> **Collected data**:
........

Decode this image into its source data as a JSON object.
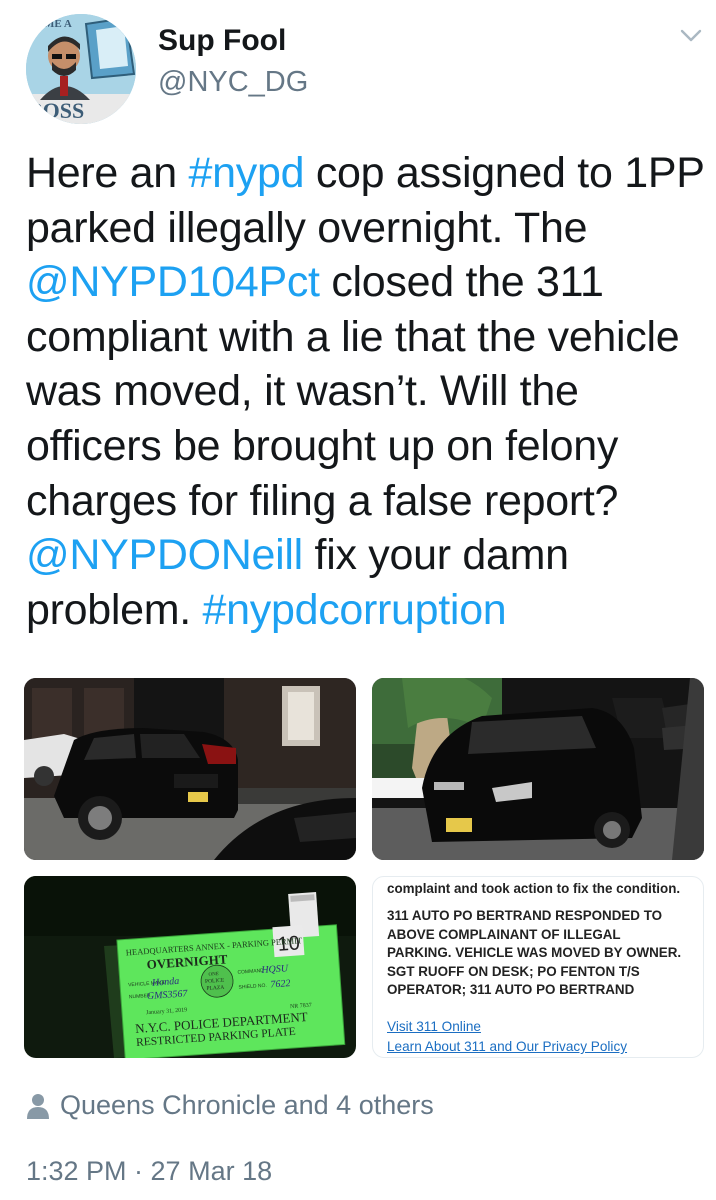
{
  "user": {
    "name": "Sup Fool",
    "handle": "@NYC_DG",
    "avatar_text_top": "ME A",
    "avatar_text_bottom": "BOSS"
  },
  "tweet": {
    "segments": [
      {
        "text": "Here an ",
        "type": "text"
      },
      {
        "text": "#nypd",
        "type": "hashtag"
      },
      {
        "text": " cop assigned to 1PP parked illegally overnight. The ",
        "type": "text"
      },
      {
        "text": "@NYPD104Pct",
        "type": "mention"
      },
      {
        "text": " closed the 311 compliant with a lie that the vehicle was moved, it wasn’t. Will the officers be brought up on felony charges for filing a false report?",
        "type": "text"
      },
      {
        "text": "@NYPDONeill",
        "type": "mention"
      },
      {
        "text": " fix your damn problem. ",
        "type": "text"
      },
      {
        "text": "#nypdcorruption",
        "type": "hashtag"
      }
    ]
  },
  "media": {
    "permit": {
      "header": "HEADQUARTERS ANNEX - PARKING PERMIT",
      "type": "OVERNIGHT",
      "vehicle_make_label": "VEHICLE MAKE",
      "vehicle_make": "Honda",
      "plate_label": "NUMBER",
      "plate": "GMS3567",
      "center_line1": "ONE",
      "center_line2": "POLICE",
      "center_line3": "PLAZA",
      "command_label": "COMMAND",
      "command": "HQSU",
      "shield_label": "SHIELD NO.",
      "shield": "7622",
      "expires": "January 31, 2019",
      "serial": "NR 7837",
      "dept": "N.Y.C. POLICE DEPARTMENT",
      "restricted": "RESTRICTED PARKING PLATE",
      "side_number": "10"
    },
    "screenshot_311": {
      "header": "complaint and took action to fix the condition.",
      "body": "311 AUTO PO BERTRAND RESPONDED TO ABOVE COMPLAINANT OF ILLEGAL PARKING. VEHICLE WAS MOVED BY OWNER. SGT RUOFF ON DESK; PO FENTON T/S OPERATOR; 311 AUTO PO BERTRAND",
      "link1": "Visit 311 Online",
      "link2": "Learn About 311 and Our Privacy Policy"
    }
  },
  "footer": {
    "liked_by": "Queens Chronicle and 4 others",
    "timestamp": "1:32 PM · 27 Mar 18"
  },
  "colors": {
    "link": "#1da1f2",
    "secondary_text": "#657786",
    "permit_green": "#5ee65c"
  }
}
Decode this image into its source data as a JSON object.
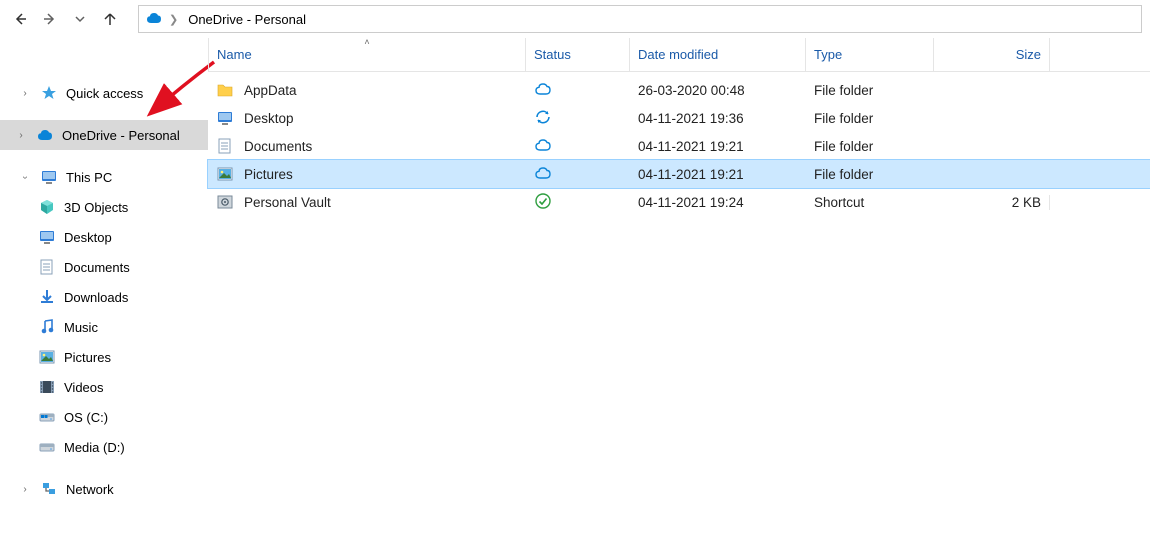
{
  "breadcrumb": {
    "current": "OneDrive - Personal"
  },
  "columns": {
    "name": "Name",
    "status": "Status",
    "date": "Date modified",
    "type": "Type",
    "size": "Size"
  },
  "sidebar": {
    "quick_access": "Quick access",
    "onedrive": "OneDrive - Personal",
    "this_pc": "This PC",
    "this_pc_children": [
      {
        "label": "3D Objects"
      },
      {
        "label": "Desktop"
      },
      {
        "label": "Documents"
      },
      {
        "label": "Downloads"
      },
      {
        "label": "Music"
      },
      {
        "label": "Pictures"
      },
      {
        "label": "Videos"
      },
      {
        "label": "OS (C:)"
      },
      {
        "label": "Media (D:)"
      }
    ],
    "network": "Network"
  },
  "rows": [
    {
      "name": "AppData",
      "status": "cloud",
      "date": "26-03-2020 00:48",
      "type": "File folder",
      "size": ""
    },
    {
      "name": "Desktop",
      "status": "sync",
      "date": "04-11-2021 19:36",
      "type": "File folder",
      "size": ""
    },
    {
      "name": "Documents",
      "status": "cloud",
      "date": "04-11-2021 19:21",
      "type": "File folder",
      "size": ""
    },
    {
      "name": "Pictures",
      "status": "cloud",
      "date": "04-11-2021 19:21",
      "type": "File folder",
      "size": "",
      "selected": true
    },
    {
      "name": "Personal Vault",
      "status": "check",
      "date": "04-11-2021 19:24",
      "type": "Shortcut",
      "size": "2 KB"
    }
  ]
}
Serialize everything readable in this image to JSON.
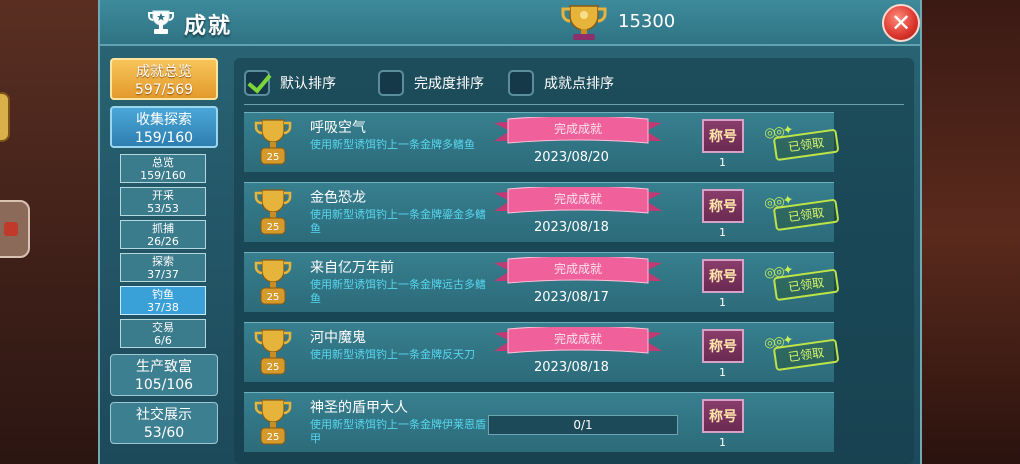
{
  "header": {
    "title": "成就",
    "score": "15300",
    "close_label": "✕"
  },
  "nav": {
    "overview": {
      "label": "成就总览",
      "count": "597/569"
    },
    "collect": {
      "label": "收集探索",
      "count": "159/160"
    },
    "subs": [
      {
        "label": "总览",
        "count": "159/160",
        "active": false
      },
      {
        "label": "开采",
        "count": "53/53",
        "active": false
      },
      {
        "label": "抓捕",
        "count": "26/26",
        "active": false
      },
      {
        "label": "探索",
        "count": "37/37",
        "active": false
      },
      {
        "label": "钓鱼",
        "count": "37/38",
        "active": true
      },
      {
        "label": "交易",
        "count": "6/6",
        "active": false
      }
    ],
    "produce": {
      "label": "生产致富",
      "count": "105/106"
    },
    "social": {
      "label": "社交展示",
      "count": "53/60"
    }
  },
  "sort": {
    "default": "默认排序",
    "completion": "完成度排序",
    "points": "成就点排序"
  },
  "achievements": [
    {
      "title": "呼吸空气",
      "desc": "使用新型诱饵钓上一条金牌多鳍鱼",
      "points": "25",
      "status": "完成成就",
      "date": "2023/08/20",
      "badge": "称号",
      "badge_count": "1",
      "claimed": "已领取"
    },
    {
      "title": "金色恐龙",
      "desc": "使用新型诱饵钓上一条金牌鎏金多鳍鱼",
      "points": "25",
      "status": "完成成就",
      "date": "2023/08/18",
      "badge": "称号",
      "badge_count": "1",
      "claimed": "已领取"
    },
    {
      "title": "来自亿万年前",
      "desc": "使用新型诱饵钓上一条金牌远古多鳍鱼",
      "points": "25",
      "status": "完成成就",
      "date": "2023/08/17",
      "badge": "称号",
      "badge_count": "1",
      "claimed": "已领取"
    },
    {
      "title": "河中魔鬼",
      "desc": "使用新型诱饵钓上一条金牌反天刀",
      "points": "25",
      "status": "完成成就",
      "date": "2023/08/18",
      "badge": "称号",
      "badge_count": "1",
      "claimed": "已领取"
    },
    {
      "title": "神圣的盾甲大人",
      "desc": "使用新型诱饵钓上一条金牌伊莱恩盾甲",
      "points": "25",
      "progress_text": "0/1",
      "progress": 0,
      "badge": "称号",
      "badge_count": "1"
    }
  ]
}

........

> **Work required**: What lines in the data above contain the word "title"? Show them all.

> **Response to this exercise**:
    "title": "成就",
      "title": "呼吸空气",
      "title": "金色恐龙",
      "title": "来自亿万年前",
      "title": "河中魔鬼",
      "title": "神圣的盾甲大人",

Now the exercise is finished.